With the ongoing emergence of the interconnected technologies collectively known as the Internet of Things (IoT), it probably not surprising that security is a big issue. However, it may not be immediately clear how big that issue has grown. The IoT is no longer necessarily an industry or device category that needs to be marketed as the incoming future. It's already here and will continue growing at an accelerated rate over the next several years thanks to billions of dollars of investments. Those will come from across the board, from big companies such as Microsoft, Google, Samsung, as well as from smaller organizations and startups. That is actually a substantial portion of the problem but it doesn't seem to be anything being done about it. Instead, most agencies and companies seem content to face down vulnerabilities and breaches after they've already happened. It could be argued that things are only going to get worse.
It's fair to say that key aspects of the technology have been standardized into various underlying platforms, including some steps toward securing newer devices. However, there isn't yet a lot of regulation for its security. Moreover, the problem lies in both the nature of IoT and its continuing growth, as outlined above. Anybody who has been following the explosion of new tech products is probably already well aware that a key selling point to those is how interconnected they are. Using only one newer introduction for an example, refrigerators are touted as connecting to smartphones and, by proxy, to other devices such as wearables through those. More importantly, they connect to central hubs for on-demand control, to the internet itself, and to other IoT products.

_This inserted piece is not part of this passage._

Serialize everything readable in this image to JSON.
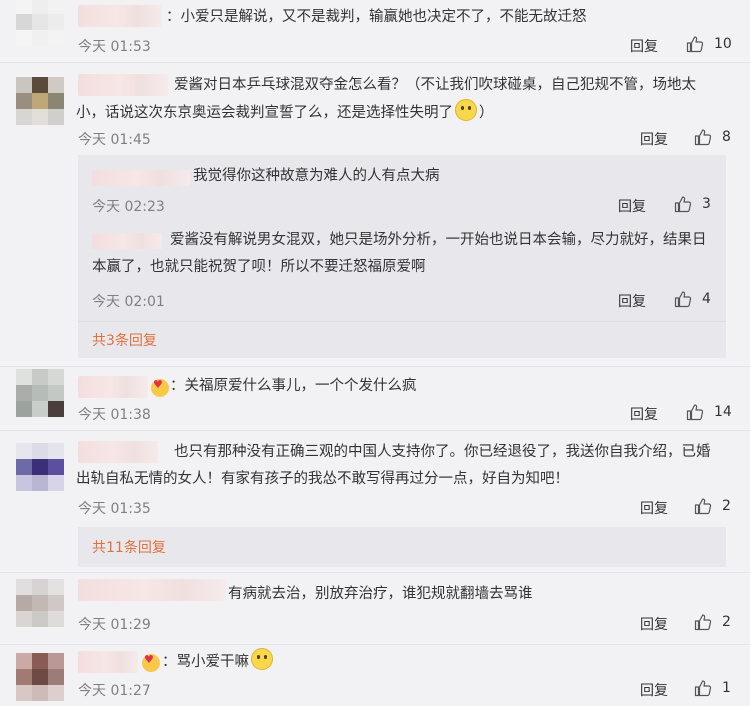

The significance is that nearly all "IoT" technologies work in a similar way, resulting in massive networks within even a small household or business. As already mentioned, this is already a very large industry. Some researchers have claimed that as many as 27,716 vulnerable entry points can exist in a single hospital and have said that a substantial portion of that number is from the interconnected devices in question. That means that even if those devices featured comprehensive security, there are quite a lot of nodes there to keep secure. That security, meanwhile, isn't necessarily any better than standard security elsewhere, in spite of the added risks of such a massive network of devices. Moreover, security updates are unlikely to remain regular or arrive in a reasonable time frame, even when each device is made by the same manufacturer. It won't necessarily be easy for any individual to buy all of their devices within a single ecosystem, to begin with, either. Most companies participating in the IoT revolution have their own specialization or categories on which they focus.
Not only have researchers continued to find new vulnerabilities, such as those found in hospitals. They have noticed that despite the uptick in the number of connected items and the security situation is not said to be improving alongside that. That's in large part down to the fact that so many older devices in the category can still be purchased and haven't been improved. Tying in with that is the fact that it isn't just home products that are affected. The incoming flux of self-driving, connected vehicles, or smart vehicle products, includes more than just cars and trucking or delivery platforms. Each new introduction is effectively a further node in a growing network that could be viewed as extending to include nearly every device in any given area once those become ubiquitous. The security on some of those and in autonomous vehicles, in particular, will almost certainly be considered to be more important. So that part of the problem will likely be partially solved before it grows out of control. But that doesn't mean there aren't going to be plenty of curious or malicious actors willing to test the limits of that security looking for exploits.
The solution to all of this, for the time being, may just be in the diligence of consumers. There are bills that have been introduced to begin solving the problem. However, the legislative process is necessarily slow both to ensure that regulations are as comprehensive as possible and as a result of bickering about details. Corporations, manufacturers, and other companies or organizations are beginning to look for solutions, too. That may be even slower since an IoT ecosystem is most often comprised of devices that aren't only made by one or two of those. Since each node in the network could feasibly act as an entryway to gain deeper access, or with the goal of accessing an entirely different connected device, consumers need to be aware of the risks involved.